Emphasis on livestock genetic improvement in the past decades has led to commercialization of different breeds of livestock species. Breed validation has become increasingly important to assess the safety and authenticity of livestock products in global and domestic markets. The objective of this study was to evaluate the use of breed-specific single nucleotide polymorphisms (SNPs) in discriminating between Holstein and Jersey dairy cattle breeds. Two separate resource populations were used, including a reference population consisting of 498 Holstein and 83 Jersey bull DNA samples, and a validation population consisting of 260 Holstein and 34 Jersey cow DNA samples. Five Jersey-specific and four Holstein-specific SNPs were identified and genotyped on the reference and validation resource populations. The reference population was used to validate the breed-specific SNPs used in this study and to predict the allocation efficiencies and misclassification probabilities of different combinations of SNPs. Individual animals in the validation population were allocated to either breed based on the presence of breed-specific alleles. It was found that any combination of three breed-specific SNPs had, on average, high breed allocation efficiency of >95% and low misclassification probability of <5%. In conclusion, this study demonstrates a simple, yet effective, method of using breed-specific SNPs to discriminate between Jersey and Holstein cattle breeds. © 2012 Copyright Taylor and Francis Group, LLC.

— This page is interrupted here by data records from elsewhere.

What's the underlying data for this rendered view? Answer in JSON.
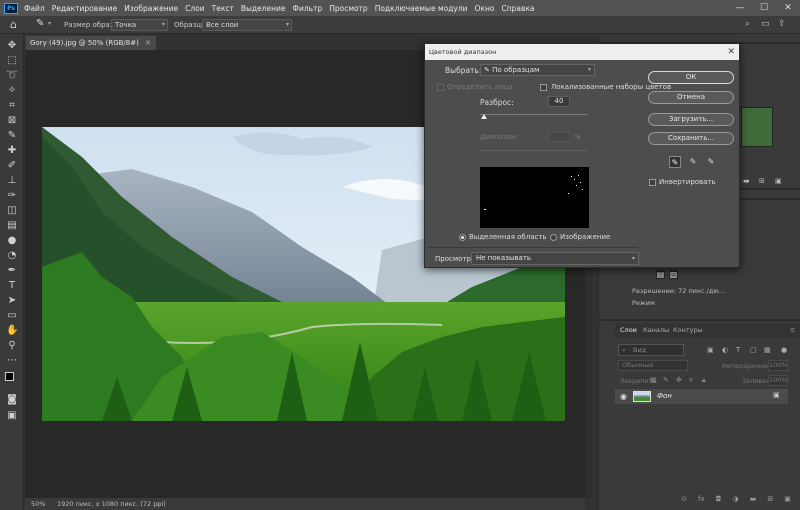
{
  "app": {
    "logo": "Ps"
  },
  "menu": [
    "Файл",
    "Редактирование",
    "Изображение",
    "Слои",
    "Текст",
    "Выделение",
    "Фильтр",
    "Просмотр",
    "Подключаемые модули",
    "Окно",
    "Справка"
  ],
  "window_controls": {
    "minimize": "—",
    "maximize": "☐",
    "close": "✕"
  },
  "options_bar": {
    "sample_size_label": "Размер образца:",
    "sample_size_value": "Точка",
    "sample_label": "Образцы:",
    "sample_value": "Все слои"
  },
  "document": {
    "tab_title": "Gory (49).jpg @ 50% (RGB/8#)",
    "zoom": "50%",
    "status": "1920 пикс. x 1080 пикс. (72 ppi)"
  },
  "dialog": {
    "title": "Цветовой диапазон",
    "select_label": "Выбрать:",
    "select_value": "По образцам",
    "detect_faces_label": "Определить лица",
    "localized_label": "Локализованные наборы цветов",
    "fuzziness_label": "Разброс:",
    "fuzziness_value": "40",
    "fuzziness_fraction": 0.04,
    "range_label": "Диапазон:",
    "range_unit": "%",
    "radio_selection": "Выделенная область",
    "radio_image": "Изображение",
    "preview_label": "Просмотр:",
    "preview_value": "Не показывать",
    "ok": "ОК",
    "cancel": "Отмена",
    "load": "Загрузить...",
    "save": "Сохранить...",
    "invert_label": "Инвертировать"
  },
  "right_panel": {
    "resolution": "Разрешение: 72 пикс./дю...",
    "mode": "Режим"
  },
  "layers": {
    "tabs": [
      "Слои",
      "Каналы",
      "Контуры"
    ],
    "search_placeholder": "Вид",
    "blend_mode": "Обычные",
    "opacity_label": "Непрозрачность:",
    "opacity_value": "100%",
    "lock_label": "Закрепить:",
    "fill_label": "Заливка:",
    "fill_value": "100%",
    "layer_name": "Фон"
  },
  "colors": {
    "accent": "#31a8ff",
    "dialog_bg": "#4d4d4d",
    "app_bg": "#323232"
  }
}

Pant, S. D., Schenkel, F. S., Verschoor, C. P., & Karrow, N. A. (2012). Use of breed-specific single nucleotide polymorphisms to discriminate between Holstein and Jersey dairy cattle breeds. Animal Biotechnology, 23(1), 1-10. https://doi.org/10.1080/10495398.2012.636224